Then the trouble began. There were protests from tailgating Chicago Bears fans who would have been displaced by the museum. A more serious challenge came in the form of a lawsuit from preservationist group Friends of the Parks, who claimed that the parking lot’s proposed transformation violated the state’s public trust laws.

As early as January 2015, there was speculation that the Chicago museum would never happen. It took another year and a half for that chatter to be proven right, but in June 2016 Lucas announced that it was back to the drawing board.

A rendering of the proposed Lucas Museum of Narrative Art design for Treasure Island in San Francisco Bay. Courtesy of the Lucas Museum of Narrative Art/MAD Architects.

A rendering of the proposed Lucas Museum of Narrative Art design for Treasure Island in San Francisco Bay. Courtesy of the Lucas Museum of Narrative Art/MAD Architects.

At the time, it was expected that San Francisco would win out, with a proposed site on Treasure Island, a former Navy base. Instead, the Bay Area city has to once again deal with the disappointment on missing out on a major new cultural destination.
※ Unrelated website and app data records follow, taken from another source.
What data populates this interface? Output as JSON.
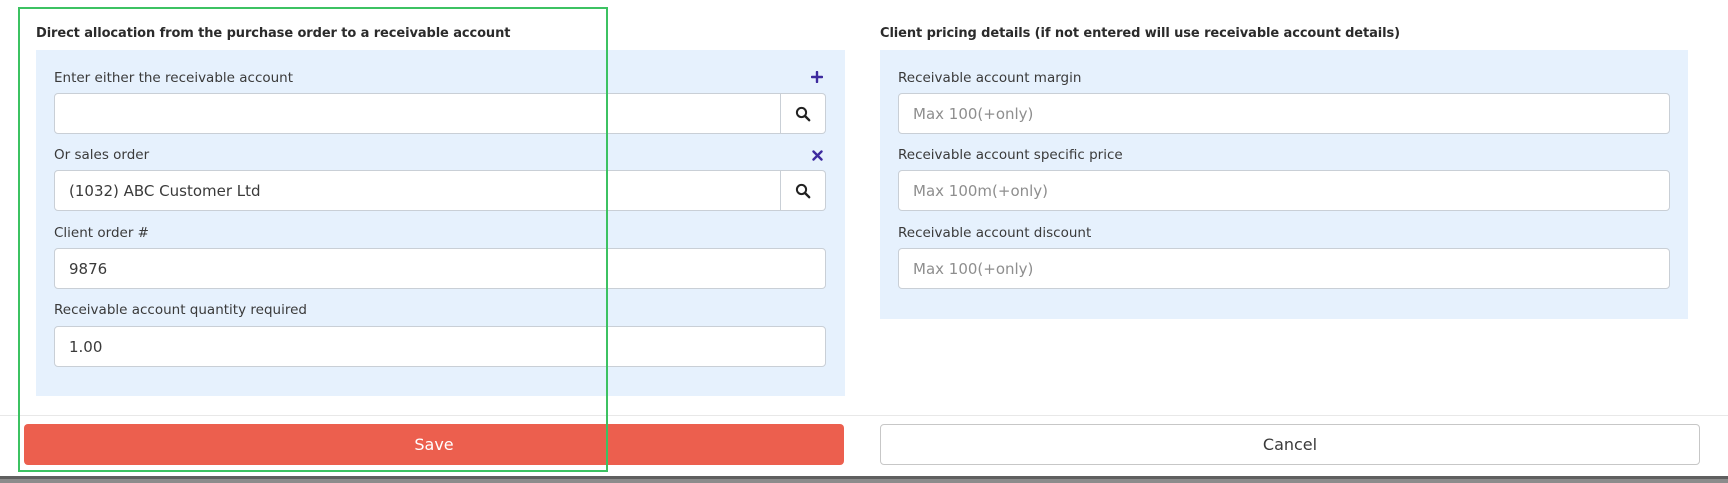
{
  "allocation": {
    "title": "Direct allocation from the purchase order to a receivable account",
    "receivable_account": {
      "label": "Enter either the receivable account",
      "value": "",
      "add_icon": "plus-icon",
      "search_icon": "search-icon"
    },
    "sales_order": {
      "label": "Or sales order",
      "value": "(1032) ABC Customer Ltd",
      "clear_icon": "close-icon",
      "search_icon": "search-icon"
    },
    "client_order": {
      "label": "Client order #",
      "value": "9876"
    },
    "quantity": {
      "label": "Receivable account quantity required",
      "value": "1.00"
    }
  },
  "pricing": {
    "title": "Client pricing details (if not entered will use receivable account details)",
    "margin": {
      "label": "Receivable account margin",
      "placeholder": "Max 100(+only)",
      "value": ""
    },
    "specific_price": {
      "label": "Receivable account specific price",
      "placeholder": "Max 100m(+only)",
      "value": ""
    },
    "discount": {
      "label": "Receivable account discount",
      "placeholder": "Max 100(+only)",
      "value": ""
    }
  },
  "actions": {
    "save_label": "Save",
    "cancel_label": "Cancel"
  },
  "colors": {
    "panel_bg": "#e6f1fd",
    "save_bg": "#ec5f4e",
    "icon_accent": "#3d2a9e",
    "focus_outline": "#3cc262"
  }
}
In October, Lucas shared MAD’s designs for both potential locations. Los Angeles ultimately prevailed, wrote the museum directors, because it “best positions the museum to have the greatest impact on the broader community, fulfilling our goal of inspiring, engaging, and educating a broad and diverse visitorship.”

“I am disappointed, of course, but must respect the decision,” said San Francisco Mayor Ed Lee in a statement, according to the San Francisco Chronicle. “I am proud that our city came together like never before to deliver a bold vision and thoroughly viable plan for the museum.”

Artwork by Helen Mary Jacobs and Arthur Rackham. Courtesy of the Lucas Museum of Narrative Art.

Artwork by Helen Mary Jacobs and Arthur Rackham. Courtesy of the Lucas Museum of Narrative Art.

The project is expected to bring tens of thousands of construction jobs to the city, plus at least 1,000 permanent jobs connected to museum operations. The museum will house Lucas’s collection of Hollywood memorabilia, as well as some 10,000 paintings and illustrations by the likes of Maxfield Parrish, Alberto VargasNorman RockwellR. Crumb, and N.C. Wyeth.

The museum, which is billed as a celebration of storytelling, hopes to open its doors in 2020.


Follow artnet News on Facebook:


Want to stay ahead of the art world? Subscribe to our newsletter to get the breaking news, eye-opening interviews, and incisive critical takes that drive the conversation forward.

Share

Article topics